- Task statement:
Copy out the listing that follows in its entirety, keeping it exactly the same.

- Data supplied:
▬▬▬▬▬▬
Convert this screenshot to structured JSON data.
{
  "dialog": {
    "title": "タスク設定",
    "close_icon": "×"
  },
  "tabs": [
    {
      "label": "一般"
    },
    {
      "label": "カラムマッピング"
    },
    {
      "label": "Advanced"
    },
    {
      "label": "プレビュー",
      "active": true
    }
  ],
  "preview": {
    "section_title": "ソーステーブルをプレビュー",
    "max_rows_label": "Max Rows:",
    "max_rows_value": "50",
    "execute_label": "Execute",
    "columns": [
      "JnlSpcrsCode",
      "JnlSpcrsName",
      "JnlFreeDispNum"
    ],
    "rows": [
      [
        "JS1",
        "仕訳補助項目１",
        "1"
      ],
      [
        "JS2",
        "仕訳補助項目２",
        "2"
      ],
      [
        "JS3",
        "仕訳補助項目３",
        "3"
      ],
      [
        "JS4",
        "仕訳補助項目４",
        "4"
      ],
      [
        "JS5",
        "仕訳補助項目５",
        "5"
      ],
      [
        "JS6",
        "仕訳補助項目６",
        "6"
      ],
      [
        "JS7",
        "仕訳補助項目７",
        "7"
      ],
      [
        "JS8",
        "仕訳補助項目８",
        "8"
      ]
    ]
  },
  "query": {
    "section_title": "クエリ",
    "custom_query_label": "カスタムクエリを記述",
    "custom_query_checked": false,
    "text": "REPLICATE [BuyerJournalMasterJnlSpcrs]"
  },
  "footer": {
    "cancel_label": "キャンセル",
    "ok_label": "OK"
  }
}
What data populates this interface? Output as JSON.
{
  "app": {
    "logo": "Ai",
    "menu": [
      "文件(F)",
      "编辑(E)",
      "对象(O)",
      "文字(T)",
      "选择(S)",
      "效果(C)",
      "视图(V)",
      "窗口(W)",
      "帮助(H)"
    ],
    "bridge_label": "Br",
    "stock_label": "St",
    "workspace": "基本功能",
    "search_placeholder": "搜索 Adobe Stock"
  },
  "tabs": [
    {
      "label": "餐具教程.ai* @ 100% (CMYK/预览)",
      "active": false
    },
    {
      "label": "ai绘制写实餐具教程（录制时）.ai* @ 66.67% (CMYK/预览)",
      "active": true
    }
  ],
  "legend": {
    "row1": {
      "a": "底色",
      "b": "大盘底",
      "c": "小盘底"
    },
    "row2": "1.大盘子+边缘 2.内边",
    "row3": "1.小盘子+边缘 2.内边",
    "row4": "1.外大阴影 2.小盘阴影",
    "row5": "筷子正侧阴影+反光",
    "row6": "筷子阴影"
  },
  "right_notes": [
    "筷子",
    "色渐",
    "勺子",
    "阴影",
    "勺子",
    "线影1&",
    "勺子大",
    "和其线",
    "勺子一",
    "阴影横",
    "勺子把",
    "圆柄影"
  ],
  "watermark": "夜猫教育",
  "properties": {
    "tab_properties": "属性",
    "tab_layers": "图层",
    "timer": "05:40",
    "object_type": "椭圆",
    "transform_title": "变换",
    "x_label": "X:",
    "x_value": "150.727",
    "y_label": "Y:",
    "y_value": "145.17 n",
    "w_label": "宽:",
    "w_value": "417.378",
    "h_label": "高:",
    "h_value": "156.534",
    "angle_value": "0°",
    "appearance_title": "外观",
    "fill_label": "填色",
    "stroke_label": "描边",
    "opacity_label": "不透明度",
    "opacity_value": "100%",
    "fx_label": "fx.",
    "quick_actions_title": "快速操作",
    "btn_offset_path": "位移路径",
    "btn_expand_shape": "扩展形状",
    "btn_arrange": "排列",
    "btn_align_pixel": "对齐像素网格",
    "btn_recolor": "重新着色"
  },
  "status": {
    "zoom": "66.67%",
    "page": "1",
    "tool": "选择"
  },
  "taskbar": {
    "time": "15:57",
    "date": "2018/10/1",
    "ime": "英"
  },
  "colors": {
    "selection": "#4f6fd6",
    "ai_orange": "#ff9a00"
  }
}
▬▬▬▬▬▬
- Response area:
Convert this screenshot to structured JSON data.
{
  "dialog": {
    "title": "タスク設定",
    "close_icon": "×"
  },
  "tabs": [
    {
      "label": "一般"
    },
    {
      "label": "カラムマッピング"
    },
    {
      "label": "Advanced"
    },
    {
      "label": "プレビュー",
      "active": true
    }
  ],
  "preview": {
    "section_title": "ソーステーブルをプレビュー",
    "max_rows_label": "Max Rows:",
    "max_rows_value": "50",
    "execute_label": "Execute",
    "columns": [
      "JnlSpcrsCode",
      "JnlSpcrsName",
      "JnlFreeDispNum"
    ],
    "rows": [
      [
        "JS1",
        "仕訳補助項目１",
        "1"
      ],
      [
        "JS2",
        "仕訳補助項目２",
        "2"
      ],
      [
        "JS3",
        "仕訳補助項目３",
        "3"
      ],
      [
        "JS4",
        "仕訳補助項目４",
        "4"
      ],
      [
        "JS5",
        "仕訳補助項目５",
        "5"
      ],
      [
        "JS6",
        "仕訳補助項目６",
        "6"
      ],
      [
        "JS7",
        "仕訳補助項目７",
        "7"
      ],
      [
        "JS8",
        "仕訳補助項目８",
        "8"
      ]
    ]
  },
  "query": {
    "section_title": "クエリ",
    "custom_query_label": "カスタムクエリを記述",
    "custom_query_checked": false,
    "text": "REPLICATE [BuyerJournalMasterJnlSpcrs]"
  },
  "footer": {
    "cancel_label": "キャンセル",
    "ok_label": "OK"
  }
}
What data populates this interface? Output as JSON.
{
  "app": {
    "logo": "Ai",
    "menu": [
      "文件(F)",
      "编辑(E)",
      "对象(O)",
      "文字(T)",
      "选择(S)",
      "效果(C)",
      "视图(V)",
      "窗口(W)",
      "帮助(H)"
    ],
    "bridge_label": "Br",
    "stock_label": "St",
    "workspace": "基本功能",
    "search_placeholder": "搜索 Adobe Stock"
  },
  "tabs": [
    {
      "label": "餐具教程.ai* @ 100% (CMYK/预览)",
      "active": false
    },
    {
      "label": "ai绘制写实餐具教程（录制时）.ai* @ 66.67% (CMYK/预览)",
      "active": true
    }
  ],
  "legend": {
    "row1": {
      "a": "底色",
      "b": "大盘底",
      "c": "小盘底"
    },
    "row2": "1.大盘子+边缘 2.内边",
    "row3": "1.小盘子+边缘 2.内边",
    "row4": "1.外大阴影 2.小盘阴影",
    "row5": "筷子正侧阴影+反光",
    "row6": "筷子阴影"
  },
  "right_notes": [
    "筷子",
    "色渐",
    "勺子",
    "阴影",
    "勺子",
    "线影1&",
    "勺子大",
    "和其线",
    "勺子一",
    "阴影横",
    "勺子把",
    "圆柄影"
  ],
  "watermark": "夜猫教育",
  "properties": {
    "tab_properties": "属性",
    "tab_layers": "图层",
    "timer": "05:40",
    "object_type": "椭圆",
    "transform_title": "变换",
    "x_label": "X:",
    "x_value": "150.727",
    "y_label": "Y:",
    "y_value": "145.17 n",
    "w_label": "宽:",
    "w_value": "417.378",
    "h_label": "高:",
    "h_value": "156.534",
    "angle_value": "0°",
    "appearance_title": "外观",
    "fill_label": "填色",
    "stroke_label": "描边",
    "opacity_label": "不透明度",
    "opacity_value": "100%",
    "fx_label": "fx.",
    "quick_actions_title": "快速操作",
    "btn_offset_path": "位移路径",
    "btn_expand_shape": "扩展形状",
    "btn_arrange": "排列",
    "btn_align_pixel": "对齐像素网格",
    "btn_recolor": "重新着色"
  },
  "status": {
    "zoom": "66.67%",
    "page": "1",
    "tool": "选择"
  },
  "taskbar": {
    "time": "15:57",
    "date": "2018/10/1",
    "ime": "英"
  },
  "colors": {
    "selection": "#4f6fd6",
    "ai_orange": "#ff9a00"
  }
}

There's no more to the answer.